November 24, 2005
Wolpe Leading Pick for Seminary Spot
The Forward newspaper has reported that Rabbi David Wolpe of Los Angeles has emerged as a top candidate to head the Jewish Theological Seminary (JTS) in New York.
The Nov. 18 article, "L.A. Rabbi Eyed as Conservative Seminary Head," asserted that "support is mounting for a prominent pulpit rabbi from Los Angeles to become the next chancellor of the Jewish Theological Seminary, after he delivered an enthusiastically received speech last week on the future of Conservative Judaism."
The position of JTS chancellor is widely viewed as the head of the entire Conservative movement, as well as the leader of its flagship institution.
Wolpe of Sinai Temple in Westwood told The Journal that he is flattered by the attention, but that he's also happy with his current job. And that speech, he added, was hardly intended as part of a campaign strategy.
He said he planned his remarks six months ago, before Chancellor Ismar Schorsch announced that he would be retiring next June.
Wolpe's Nov. 10 speech at the seminary, "What Does Conservative Judaism Have to Say to the 21st Century?" argued for changing the name of Conservative Judaism to "Covenantal Judaism," to better encompass the view that rabbinic law is both binding and evolving.
Wolpe's relative youth (he's 47) and charisma have garnered him supporters. The search committee will make no comments, but other candidates are believed to include Rabbi Gordon Tucker, the rabbi of Temple Israel in White Plains, N.Y., known for his liberal positions, and Jack Wertheimer, the seminary's provost, who, like the more conservative Schorsch, opposes ordaining gay rabbis.
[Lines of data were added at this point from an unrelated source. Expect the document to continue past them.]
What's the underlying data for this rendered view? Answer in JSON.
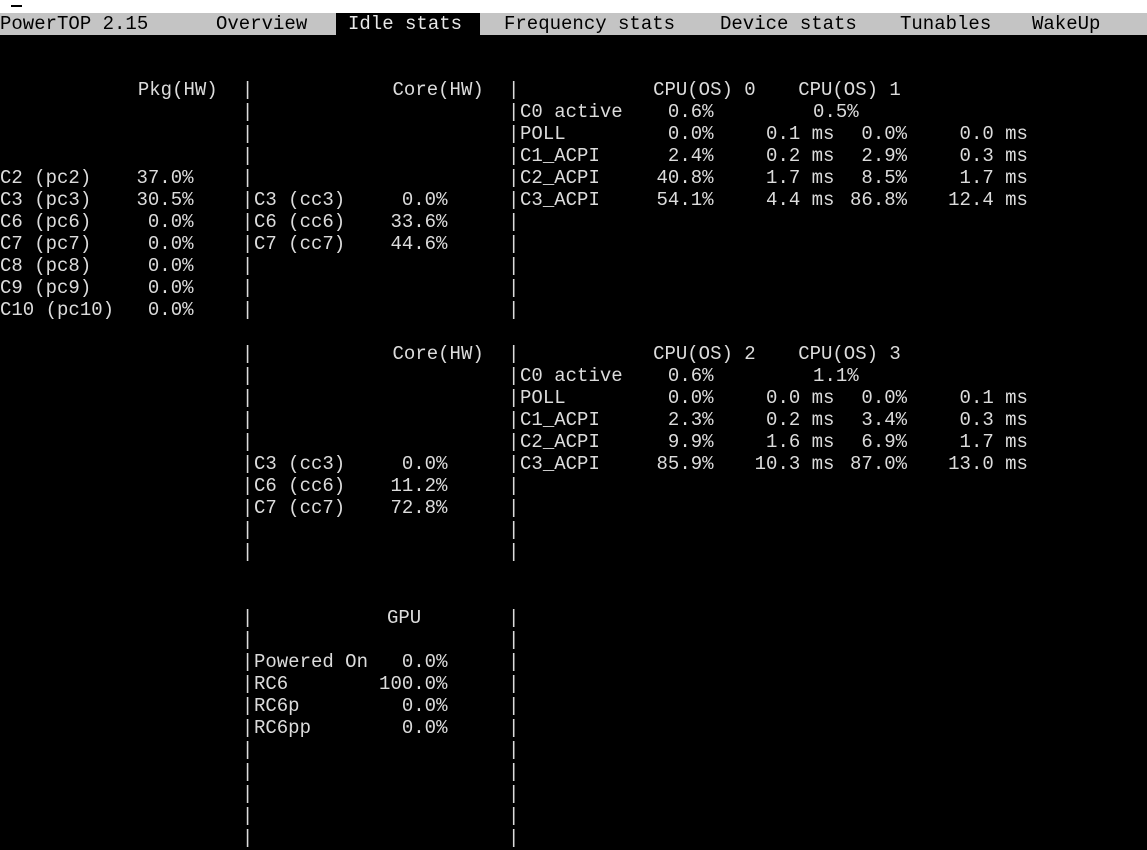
{
  "app_title": "PowerTOP 2.15",
  "tabs": [
    "Overview",
    "Idle stats",
    "Frequency stats",
    "Device stats",
    "Tunables",
    "WakeUp"
  ],
  "active_tab": "Idle stats",
  "package": {
    "header": "Pkg(HW)",
    "rows": [
      {
        "name": "C2 (pc2)",
        "value": "37.0%"
      },
      {
        "name": "C3 (pc3)",
        "value": "30.5%"
      },
      {
        "name": "C6 (pc6)",
        "value": "0.0%"
      },
      {
        "name": "C7 (pc7)",
        "value": "0.0%"
      },
      {
        "name": "C8 (pc8)",
        "value": "0.0%"
      },
      {
        "name": "C9 (pc9)",
        "value": "0.0%"
      },
      {
        "name": "C10 (pc10)",
        "value": "0.0%"
      }
    ]
  },
  "cores": [
    {
      "header": "Core(HW)",
      "rows": [
        {
          "name": "C3 (cc3)",
          "value": "0.0%"
        },
        {
          "name": "C6 (cc6)",
          "value": "33.6%"
        },
        {
          "name": "C7 (cc7)",
          "value": "44.6%"
        }
      ]
    },
    {
      "header": "Core(HW)",
      "rows": [
        {
          "name": "C3 (cc3)",
          "value": "0.0%"
        },
        {
          "name": "C6 (cc6)",
          "value": "11.2%"
        },
        {
          "name": "C7 (cc7)",
          "value": "72.8%"
        }
      ]
    }
  ],
  "cpu_pairs": [
    {
      "cpu_a": "CPU(OS) 0",
      "cpu_b": "CPU(OS) 1",
      "c0": {
        "label": "C0 active",
        "a": "0.6%",
        "b": "0.5%"
      },
      "rows": [
        {
          "name": "POLL",
          "a_pct": "0.0%",
          "a_time": "0.1 ms",
          "b_pct": "0.0%",
          "b_time": "0.0 ms"
        },
        {
          "name": "C1_ACPI",
          "a_pct": "2.4%",
          "a_time": "0.2 ms",
          "b_pct": "2.9%",
          "b_time": "0.3 ms"
        },
        {
          "name": "C2_ACPI",
          "a_pct": "40.8%",
          "a_time": "1.7 ms",
          "b_pct": "8.5%",
          "b_time": "1.7 ms"
        },
        {
          "name": "C3_ACPI",
          "a_pct": "54.1%",
          "a_time": "4.4 ms",
          "b_pct": "86.8%",
          "b_time": "12.4 ms"
        }
      ]
    },
    {
      "cpu_a": "CPU(OS) 2",
      "cpu_b": "CPU(OS) 3",
      "c0": {
        "label": "C0 active",
        "a": "0.6%",
        "b": "1.1%"
      },
      "rows": [
        {
          "name": "POLL",
          "a_pct": "0.0%",
          "a_time": "0.0 ms",
          "b_pct": "0.0%",
          "b_time": "0.1 ms"
        },
        {
          "name": "C1_ACPI",
          "a_pct": "2.3%",
          "a_time": "0.2 ms",
          "b_pct": "3.4%",
          "b_time": "0.3 ms"
        },
        {
          "name": "C2_ACPI",
          "a_pct": "9.9%",
          "a_time": "1.6 ms",
          "b_pct": "6.9%",
          "b_time": "1.7 ms"
        },
        {
          "name": "C3_ACPI",
          "a_pct": "85.9%",
          "a_time": "10.3 ms",
          "b_pct": "87.0%",
          "b_time": "13.0 ms"
        }
      ]
    }
  ],
  "gpu": {
    "header": "GPU",
    "rows": [
      {
        "name": "Powered On",
        "value": "0.0%"
      },
      {
        "name": "RC6",
        "value": "100.0%"
      },
      {
        "name": "RC6p",
        "value": "0.0%"
      },
      {
        "name": "RC6pp",
        "value": "0.0%"
      }
    ]
  },
  "separator_char": "|",
  "colors": {
    "menu_bar": "#c4c4c4",
    "background": "#000000",
    "text": "#dcdcdc"
  }
}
Wolpe has served at Sinai Temple for eight years, and he's known for political adroitness. He has, for example, never publicly stated his position on gays in the rabbinate, an issue of ongoing dispute. On the other hand, Wolpe stirred some controversy of his own in 2001 when he questioned whether the Exodus actually happened in a Passover sermon in front of his congregation.